Xiaomi has also thrown in a bunch of new features this time. For one, the number of sports modes the device can track has been bumped up to 11, as compared to six on its predecessor. Yup, yoga is there now. And like before, it’s resistant to water up to depths of 50m, and you can track your swims with it too. Also on offer is 24-hour heart rate and sleep monitoring. Xiaomi says the algorithms have been improved for better accuracy, but I appreciate the fact that the Mi Band can finally monitor daytime naps. I’m not a big daytime napper myself, but the lack of this feature just seemed like a big omission. Speaking of slumber, the Mi Smart Band 5 can provide detailed stats on your sleep patterns, including REM sleep. REM, in case you didn’t know, stands for Rapid Eye Movement and is a specific stage of sleep where brain activity, heart rate etc rises. For those with sleep-related problems, insights on REM could be quite useful. I do wish the Indian version of the Mi Smart Band 5 had a pulse oximeter feature though, something which is boasted by the model Xiaomi sells back in its home country. A pulse oximeter, for the uninitiated, can measure blood oxygen levels, which is data that can prove to be quite useful during these pandemic times.

I also appreciate the addition of women’s health features. The ability to track menstrual cycles and notifying users about related updates is something that should come in quite handy for users of the fairer sex. Yet one more noteworthy addition is PAI, which stands for Personal Activity Intelligence. This is basically a score out of 100, calculated over a 7-day period based on physical activity, heart rate and the user’s profile. Activating PAI impacts battery life, and in my limited usage, I can’t say I was able to wrack up a respectable score. However, PAI does seem very useful as a metric, and something that could incentivise users to be more active.

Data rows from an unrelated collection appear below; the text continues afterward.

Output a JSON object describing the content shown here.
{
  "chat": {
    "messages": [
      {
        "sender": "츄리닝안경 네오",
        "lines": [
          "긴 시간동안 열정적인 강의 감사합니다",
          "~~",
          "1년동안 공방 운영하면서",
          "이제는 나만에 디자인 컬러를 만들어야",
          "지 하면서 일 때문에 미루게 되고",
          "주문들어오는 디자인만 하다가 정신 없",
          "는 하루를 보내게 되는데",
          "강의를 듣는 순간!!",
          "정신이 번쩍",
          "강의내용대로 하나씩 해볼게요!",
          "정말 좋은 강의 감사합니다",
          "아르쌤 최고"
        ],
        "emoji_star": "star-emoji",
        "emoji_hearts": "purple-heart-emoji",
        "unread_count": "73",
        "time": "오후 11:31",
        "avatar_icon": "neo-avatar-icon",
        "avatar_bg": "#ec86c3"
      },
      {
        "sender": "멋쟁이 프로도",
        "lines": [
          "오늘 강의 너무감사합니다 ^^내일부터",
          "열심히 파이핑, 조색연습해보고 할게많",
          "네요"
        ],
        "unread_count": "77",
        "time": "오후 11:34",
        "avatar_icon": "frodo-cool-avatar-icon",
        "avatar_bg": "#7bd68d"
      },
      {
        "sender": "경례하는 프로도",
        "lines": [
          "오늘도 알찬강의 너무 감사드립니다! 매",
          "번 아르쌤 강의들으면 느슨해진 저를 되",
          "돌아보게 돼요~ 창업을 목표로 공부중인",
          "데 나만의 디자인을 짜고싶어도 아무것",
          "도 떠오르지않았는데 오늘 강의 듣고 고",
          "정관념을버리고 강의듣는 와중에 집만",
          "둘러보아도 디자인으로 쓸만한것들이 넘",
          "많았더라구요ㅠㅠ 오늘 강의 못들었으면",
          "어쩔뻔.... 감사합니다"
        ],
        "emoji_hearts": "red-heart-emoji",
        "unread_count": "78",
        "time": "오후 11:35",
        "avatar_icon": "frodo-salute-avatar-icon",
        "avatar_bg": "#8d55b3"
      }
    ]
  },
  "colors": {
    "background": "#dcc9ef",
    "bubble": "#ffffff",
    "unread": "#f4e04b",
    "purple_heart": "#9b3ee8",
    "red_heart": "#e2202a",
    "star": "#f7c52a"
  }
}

Most of the features offered by the Mi Band 4 have found their way to the new Mi Smart Band 5. While it doesn’t have built-in GPS, you can use a connected phone to track routes for outdoor activities like walking, running, cycling etc. However, this is a bit fiddly and you need to use the app for this. The device also mirrors notifications from a paired phone, but there’s no option to interact with them… again something which is typical for an affordable fitness band. The Mi Smart band 5 can also be used to control music playback on a paired smartphone, and to remotely trigger the camera shutter.

Data syncs, as usual, with the Mi Fit app on Android or iOS. The app provides detailed analysis of various data points based on your physical activity and sleep, and also allows you to control various settings and functions of the Mi Smart Band 5, like setting alarms etc. You can choose the functions to display on the band’s screen, enable raise to wake (which works quite well I might add), set activity goals, see routes for outdoor activities, etc. I love the fact that there are now so many watch faces to choose from, and you can even make your own watch faces using pictures in your phone’s gallery.


The Mi Smart Band 5 is reasonably accurate too, based on my testing. It’s priced quite attractively at Rs 2.499, and for its asking price, brings lots of features to the table. Or in this case, to your wrist.  While at first glance, it might not seem like a major upgrade, the new charging mechanism, the bigger screen and the whole host of new features make it a standout activity tracker. One that has made the jump from fitness to health. No surprises there – the Mi Smart Band 5 gets the ‘recommended’ tag yet again.

Editor’s rating: 4.5 / 5


  • Extensive set of new and useful features
  • Long battery life and convenient charging
  • Comfortable to wear
  • Great value for money


  • Plain jane looks
  • Fiddly GPS setup for tracking outdoor activity
  • Misses out on pulse oximeter